The book begins in the 1920s, when the Jews first brought their absurd notions of sanitation, education and the rule of law to the surrounding valley, then proceeds through a series of battles in which the Arabs usually fall down and run when the Jews fire over their heads, and into a miserable exile in the refugee camps. Uris shows a glimmer of sympathy for the Palestinians' political plight, which he blames entirely on the other Arab states, but none whatsoever for their pigheaded rejection of the greatest blessing that can be bestowed on a backward race, Jews.
In all of this, one can discern the faint outlines of the book Uris evidently thought he was writing, about one man's struggle to throw off the burden of a thousand years and learn to live in peace with the infidels…. But a Uris-Arab is even less convincing when beset by self-doubt than when engaged in his normal pursuits of scratching, cursing and bragging. Uris is so totally out of sympathy with his Arabs that he scarcely troubles to put himself into their minds. Ishmael, the Haj and the minor character of Dr. Mudhil, an archeologist, are the only three Arabs out of the million or so in the book with a germ of sense, and all their insight seems to have done for them is to lift them part way out of ignorance and into shame. "We are a people living in hate, despair and darkness," Mudhil says at one point. "The Jews are our bridge out of darkness." "Exodus" said the same thing, but from the Zionist point of view. To put these sentiments into the mouths of Arabs results in a book that does not strike a single convincing note in a vast symphony of sound.

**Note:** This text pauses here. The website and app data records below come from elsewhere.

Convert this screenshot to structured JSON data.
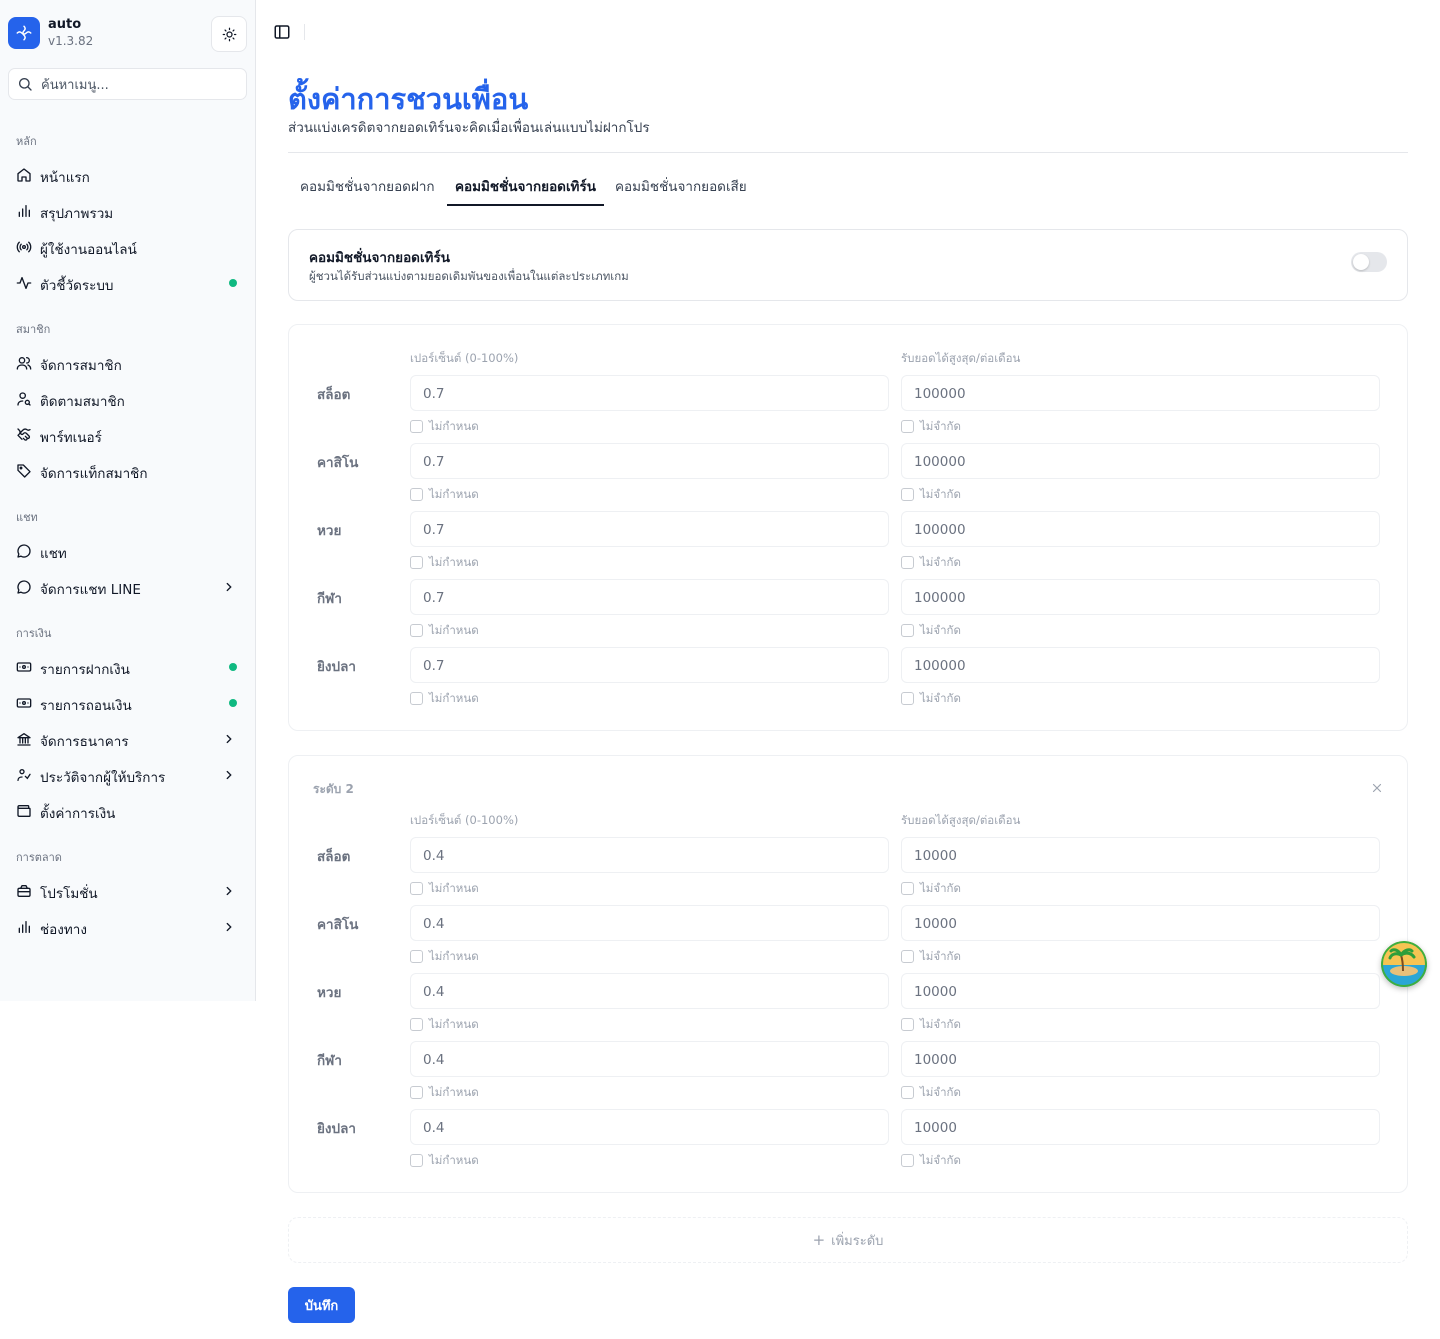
{
  "app": {
    "name": "auto",
    "version": "v1.3.82"
  },
  "search": {
    "placeholder": "ค้นหาเมนู..."
  },
  "sidebar": {
    "sections": [
      {
        "label": "หลัก",
        "items": [
          {
            "label": "หน้าแรก",
            "icon": "home-icon"
          },
          {
            "label": "สรุปภาพรวม",
            "icon": "bar-chart-icon"
          },
          {
            "label": "ผู้ใช้งานออนไลน์",
            "icon": "radio-icon"
          },
          {
            "label": "ตัวชี้วัดระบบ",
            "icon": "activity-icon",
            "dot": true
          }
        ]
      },
      {
        "label": "สมาชิก",
        "items": [
          {
            "label": "จัดการสมาชิก",
            "icon": "users-icon"
          },
          {
            "label": "ติดตามสมาชิก",
            "icon": "user-search-icon"
          },
          {
            "label": "พาร์ทเนอร์",
            "icon": "handshake-icon"
          },
          {
            "label": "จัดการแท็กสมาชิก",
            "icon": "tag-icon"
          }
        ]
      },
      {
        "label": "แชท",
        "items": [
          {
            "label": "แชท",
            "icon": "chat-icon"
          },
          {
            "label": "จัดการแชท LINE",
            "icon": "chat-icon",
            "chevron": true
          }
        ]
      },
      {
        "label": "การเงิน",
        "items": [
          {
            "label": "รายการฝากเงิน",
            "icon": "deposit-icon",
            "dot": true
          },
          {
            "label": "รายการถอนเงิน",
            "icon": "withdraw-icon",
            "dot": true
          },
          {
            "label": "จัดการธนาคาร",
            "icon": "bank-icon",
            "chevron": true
          },
          {
            "label": "ประวัติจากผู้ให้บริการ",
            "icon": "provider-icon",
            "chevron": true
          },
          {
            "label": "ตั้งค่าการเงิน",
            "icon": "wallet-icon"
          }
        ]
      },
      {
        "label": "การตลาด",
        "items": [
          {
            "label": "โปรโมชั่น",
            "icon": "promotion-icon",
            "chevron": true
          },
          {
            "label": "ช่องทาง",
            "icon": "bar-chart-icon",
            "chevron": true
          }
        ]
      }
    ]
  },
  "page": {
    "title": "ตั้งค่าการชวนเพื่อน",
    "subtitle": "ส่วนแบ่งเครดิตจากยอดเทิร์นจะคิดเมื่อเพื่อนเล่นแบบไม่ฝากโปร"
  },
  "tabs": [
    {
      "label": "คอมมิชชั่นจากยอดฝาก",
      "active": false
    },
    {
      "label": "คอมมิชชั่นจากยอดเทิร์น",
      "active": true
    },
    {
      "label": "คอมมิชชั่นจากยอดเสีย",
      "active": false
    }
  ],
  "toggle_card": {
    "title": "คอมมิชชั่นจากยอดเทิร์น",
    "description": "ผู้ชวนได้รับส่วนแบ่งตามยอดเดิมพันของเพื่อนในแต่ละประเภทเกม",
    "enabled": false
  },
  "columns": {
    "percent": "เปอร์เซ็นต์ (0-100%)",
    "max": "รับยอดได้สูงสุด/ต่อเดือน"
  },
  "checkbox_labels": {
    "percent": "ไม่กำหนด",
    "max": "ไม่จำกัด"
  },
  "levels": [
    {
      "title": "",
      "removable": false,
      "rows": [
        {
          "game": "สล็อต",
          "percent": "0.7",
          "max": "100000"
        },
        {
          "game": "คาสิโน",
          "percent": "0.7",
          "max": "100000"
        },
        {
          "game": "หวย",
          "percent": "0.7",
          "max": "100000"
        },
        {
          "game": "กีฬา",
          "percent": "0.7",
          "max": "100000"
        },
        {
          "game": "ยิงปลา",
          "percent": "0.7",
          "max": "100000"
        }
      ]
    },
    {
      "title": "ระดับ 2",
      "removable": true,
      "rows": [
        {
          "game": "สล็อต",
          "percent": "0.4",
          "max": "10000"
        },
        {
          "game": "คาสิโน",
          "percent": "0.4",
          "max": "10000"
        },
        {
          "game": "หวย",
          "percent": "0.4",
          "max": "10000"
        },
        {
          "game": "กีฬา",
          "percent": "0.4",
          "max": "10000"
        },
        {
          "game": "ยิงปลา",
          "percent": "0.4",
          "max": "10000"
        }
      ]
    }
  ],
  "actions": {
    "add_level": "เพิ่มระดับ",
    "save": "บันทึก"
  },
  "colors": {
    "accent": "#2563eb",
    "status_dot": "#10b981"
  }
}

Jerry Adler, "The Unchosen People," in Newsweek, Vol. CIII, No. 21, May 21, 1984, p. 84.